Wherever a line of the records contains "LDAP", copy that line.

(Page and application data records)

┌──

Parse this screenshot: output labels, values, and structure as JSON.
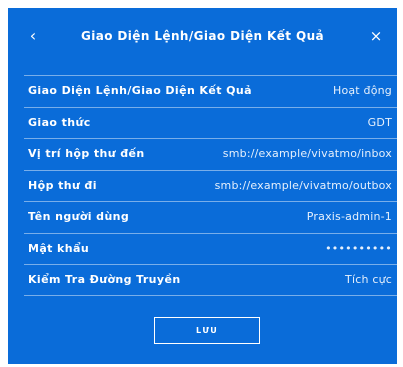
{
  "header": {
    "back_icon": "chevron-left-icon",
    "back_glyph": "‹",
    "title": "Giao Diện Lệnh/Giao Diện Kết Quả",
    "close_icon": "close-icon",
    "close_glyph": "×"
  },
  "settings": [
    {
      "label": "Giao Diện Lệnh/Giao Diện Kết Quả",
      "value": "Hoạt động"
    },
    {
      "label": "Giao thức",
      "value": "GDT"
    },
    {
      "label": "Vị trí hộp thư đến",
      "value": "smb://example/vivatmo/inbox"
    },
    {
      "label": "Hộp thư đi",
      "value": "smb://example/vivatmo/outbox"
    },
    {
      "label": "Tên người dùng",
      "value": "Praxis-admin-1"
    },
    {
      "label": "Mật khẩu",
      "value": "••••••••••"
    },
    {
      "label": "Kiểm Tra Đường Truyền",
      "value": "Tích cực"
    }
  ],
  "footer": {
    "save_label": "LƯU"
  },
  "colors": {
    "panel_background": "#0a6cd9",
    "text": "#ffffff"
  }
}
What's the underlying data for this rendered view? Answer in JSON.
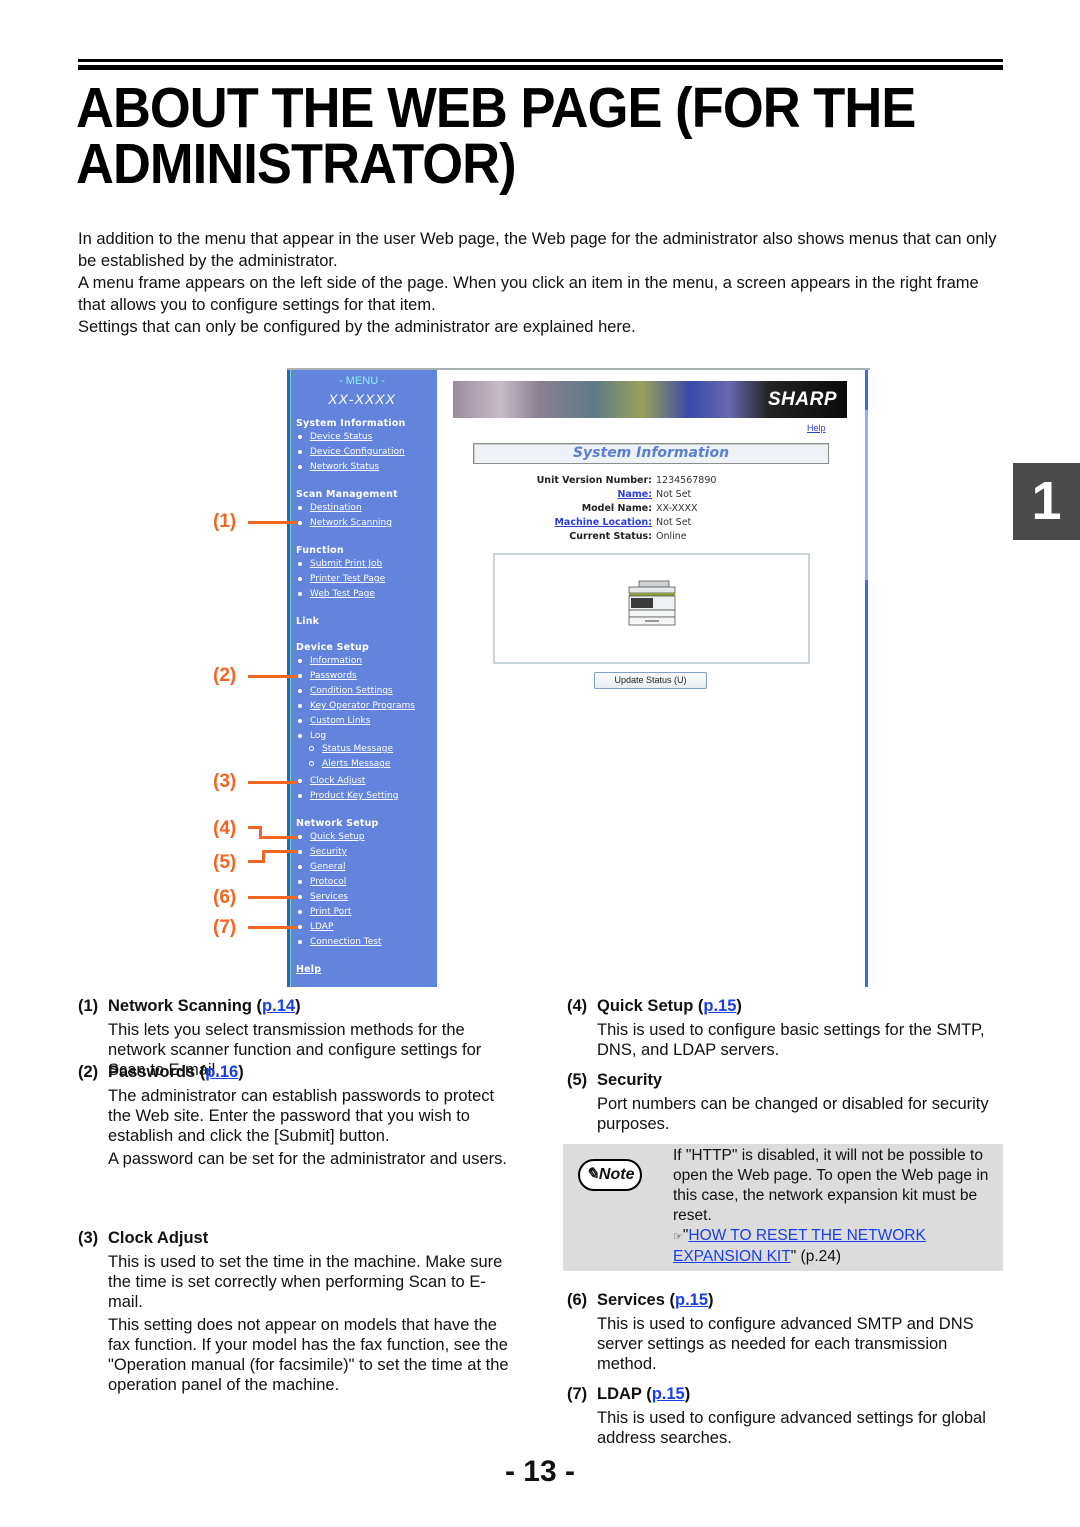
{
  "header": {
    "title": "About the Web page (for the administrator)"
  },
  "intro": [
    "In addition to the menu that appear in the user Web page, the Web page for the administrator also shows menus that can only be established by the administrator.",
    "A menu frame appears on the left side of the page. When you click an item in the menu, a screen appears in the right frame that allows you to configure settings for that item.",
    "Settings that can only be configured by the administrator are explained here."
  ],
  "chapter_tab": "1",
  "screenshot": {
    "menu": {
      "title": "- MENU -",
      "model": "XX-XXXX",
      "sections": {
        "system_information": "System Information",
        "scan_management": "Scan Management",
        "function": "Function",
        "link": "Link",
        "device_setup": "Device Setup",
        "network_setup": "Network Setup",
        "help": "Help"
      },
      "items": {
        "device_status": "Device Status",
        "device_configuration": "Device Configuration",
        "network_status": "Network Status",
        "destination": "Destination",
        "network_scanning": "Network Scanning",
        "submit_print_job": "Submit Print Job",
        "printer_test_page": "Printer Test Page",
        "web_test_page": "Web Test Page",
        "information": "Information",
        "passwords": "Passwords",
        "condition_settings": "Condition Settings",
        "key_operator_programs": "Key Operator Programs",
        "custom_links": "Custom Links",
        "log": "Log",
        "status_message": "Status Message",
        "alerts_message": "Alerts Message",
        "clock_adjust": "Clock Adjust",
        "product_key_setting": "Product Key Setting",
        "quick_setup": "Quick Setup",
        "security": "Security",
        "general": "General",
        "protocol": "Protocol",
        "services": "Services",
        "print_port": "Print Port",
        "ldap": "LDAP",
        "connection_test": "Connection Test"
      }
    },
    "banner_brand": "SHARP",
    "help_link": "Help",
    "section_title": "System Information",
    "info": [
      {
        "key": "Unit Version Number:",
        "value": "1234567890"
      },
      {
        "key": "Name:",
        "value": "Not Set"
      },
      {
        "key": "Model Name:",
        "value": "XX-XXXX"
      },
      {
        "key": "Machine Location:",
        "value": "Not Set"
      },
      {
        "key": "Current Status:",
        "value": "Online"
      }
    ],
    "update_button": "Update Status (U)"
  },
  "callouts": [
    "(1)",
    "(2)",
    "(3)",
    "(4)",
    "(5)",
    "(6)",
    "(7)"
  ],
  "descriptions": [
    {
      "num": "(1)",
      "title": "Network Scanning",
      "page": "p.14",
      "body": [
        "This lets you select transmission methods for the network scanner function and configure settings for Scan to E-mail."
      ]
    },
    {
      "num": "(2)",
      "title": "Passwords",
      "page": "p.16",
      "body": [
        "The administrator can establish passwords to protect the Web site. Enter the password that you wish to establish and click the [Submit] button.",
        "A password can be set for the administrator and users."
      ]
    },
    {
      "num": "(3)",
      "title": "Clock Adjust",
      "page": null,
      "body": [
        "This is used to set the time in the machine. Make sure the time is set correctly when performing Scan to E-mail.",
        "This setting does not appear on models that have the fax function. If your model has the fax function, see the \"Operation manual (for facsimile)\" to set the time at the operation panel of the machine."
      ]
    },
    {
      "num": "(4)",
      "title": "Quick Setup",
      "page": "p.15",
      "body": [
        "This is used to configure basic settings for the SMTP, DNS, and LDAP servers."
      ]
    },
    {
      "num": "(5)",
      "title": "Security",
      "page": null,
      "body": [
        "Port numbers can be changed or disabled for security purposes."
      ]
    },
    {
      "num": "(6)",
      "title": "Services",
      "page": "p.15",
      "body": [
        "This is used to configure advanced SMTP and DNS server settings as needed for each transmission method."
      ]
    },
    {
      "num": "(7)",
      "title": "LDAP",
      "page": "p.15",
      "body": [
        "This is used to configure advanced settings for global address searches."
      ]
    }
  ],
  "note": {
    "badge": "Note",
    "text": "If \"HTTP\" is disabled, it will not be possible to open the Web page. To open the Web page in this case, the network expansion kit must be reset.",
    "ref_icon": "☞",
    "ref_link": "HOW TO RESET THE NETWORK EXPANSION KIT",
    "ref_page": "(p.24)"
  },
  "page_number": "- 13 -"
}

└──

ANSWER TO THIS PROBLEM ▸
        "ldap": "LDAP",
        "This is used to configure basic settings for the SMTP, DNS, and LDAP servers."
      "title": "LDAP",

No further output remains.